Morton David Goldberg is a partner with Cowan, Liebowitz & Latman, a New York City firm that represents publishers, entertainment corporations and music consumers, and one of the nation's leading experts on intellectual properties. He says the Bono Act was approved to bring U.S. policy in line with European Union countries that honor copyrights for seventy years: "The only way the U.S. copyright owners would get the benefit of the additional twenty years in Europe is by having the additional twenty-year term in the U. S."
Koenigsberg says the laws have great benefits for the United States as a whole. "Copyrights are an export product," he says. "We get far more money from foreign countries for the use of American copyrights than we pay for the use of foreign copyrights here in the United States. We have a trade surplus in copyrights. That means money and jobs for the United States economy."
But according to Stanford's Lee, Congress's decision to extend copyrights for twenty years was the result of pressure from both foreign and domestic parties, including Capitol Hill lobbyists. On an international level, U.S negotiators were willing to give up access to works in the public domain in order to gain other benefits for America. "If you want to bargain with another country," Lee says, "you're going to be trading little chits." Stateside, "you get powerful copyright holders that lobby Congress at key moments when their copyrighted works might fall into public domain." The Bono Act, he points out, has been dubbed the "Mickey Mouse Protection Act" by its opponents. "The first movie with Mickey Mouse was to fall into the public domain had the extension not been enacted." (Works for hire, as Mickey Mouse was for Disney, already receive the protection of an extra 25 years.)
Representatives at two of the nation's largest music publishers declined to comment on Golan's pending federal case -- which is expected to be reviewed by the court this summer -- as did a spokesman for the U.S. Office of the Attorney General. In a brief filed in response to the complaint, U.S. attorneys claim that Congress has the right to extend copyrights to works whose protection is due to expire, and that it has done so several times in the nation's history. (The most recent extension was in 1978.) Regarding the URAA, government attorneys believe that powers granted to Congress through international treaty practices allow them to place public-domain work back under copyright protection. "Plaintiff's suit should be dismissed," reads the brief, "because so long as the Constitution delegates to Congress the power to pass a statute, and the statute does not trample on other parts of the Constitution, that statute is acceptable."
In the meantime, Golan and his allies want the rest of the nation to know about the cost of these laws that they say "are preventing the majority of the audiences of the world from hearing all this great music."
"It's like saying people can't go see a Monet or a Picasso because you're charging people a thousand dollars to see it," Golan says.
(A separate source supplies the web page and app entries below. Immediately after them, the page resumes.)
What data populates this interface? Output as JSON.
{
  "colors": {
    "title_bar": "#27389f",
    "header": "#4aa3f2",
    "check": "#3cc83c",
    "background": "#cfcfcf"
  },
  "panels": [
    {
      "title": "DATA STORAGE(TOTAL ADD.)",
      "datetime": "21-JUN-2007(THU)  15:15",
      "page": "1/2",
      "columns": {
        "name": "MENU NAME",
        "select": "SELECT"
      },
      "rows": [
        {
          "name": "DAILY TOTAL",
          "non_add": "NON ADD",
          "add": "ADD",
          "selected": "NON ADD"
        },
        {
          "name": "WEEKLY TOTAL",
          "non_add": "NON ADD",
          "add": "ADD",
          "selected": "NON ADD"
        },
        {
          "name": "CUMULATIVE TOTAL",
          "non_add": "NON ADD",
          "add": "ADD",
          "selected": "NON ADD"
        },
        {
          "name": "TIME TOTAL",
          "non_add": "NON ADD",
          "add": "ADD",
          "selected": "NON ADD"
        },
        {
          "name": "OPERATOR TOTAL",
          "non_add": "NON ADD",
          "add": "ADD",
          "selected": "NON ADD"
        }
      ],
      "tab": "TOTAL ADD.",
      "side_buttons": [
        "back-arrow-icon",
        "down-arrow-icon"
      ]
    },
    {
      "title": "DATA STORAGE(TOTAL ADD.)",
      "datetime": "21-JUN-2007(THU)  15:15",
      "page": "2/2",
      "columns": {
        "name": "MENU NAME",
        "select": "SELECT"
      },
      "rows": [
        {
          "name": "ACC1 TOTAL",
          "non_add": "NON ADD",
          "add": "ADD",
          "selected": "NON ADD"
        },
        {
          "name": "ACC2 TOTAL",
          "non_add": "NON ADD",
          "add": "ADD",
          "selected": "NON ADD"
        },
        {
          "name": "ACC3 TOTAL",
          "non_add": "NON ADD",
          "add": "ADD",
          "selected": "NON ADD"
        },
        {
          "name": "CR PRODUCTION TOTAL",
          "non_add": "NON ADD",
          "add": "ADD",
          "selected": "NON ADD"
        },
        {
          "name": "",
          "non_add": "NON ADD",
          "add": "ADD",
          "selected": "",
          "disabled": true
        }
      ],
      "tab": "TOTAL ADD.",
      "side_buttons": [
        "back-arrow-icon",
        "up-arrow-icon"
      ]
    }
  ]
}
A composer himself, he's also not worried about the impact lost royalties might have on his peers. "Creative inspiration comes from somewhere else, and if you happen to get paid for it, great."
"The focus of the case," Lee says, "is to voice the public's right to works in the public domain. Some of these acts were enacted with very little, if any, voice expressed by the public to see how the public's being harmed. We have to think about what kind of society we want in terms of how freely information can flow."
"We want to have variety," CSO's Betancourt says. "If we have to rent 'Peter and the Wolf,' that will be a very big issue. The cost would be almost impossible. Only big orchestras will be able to afford it; it will fade away. And it's a staple of music education all over the world."
"As a conductor, one of my primary missions is audience development, to help revive an art that one can argue is graying these days," Golan says. "Anything that hinders that has to be fought."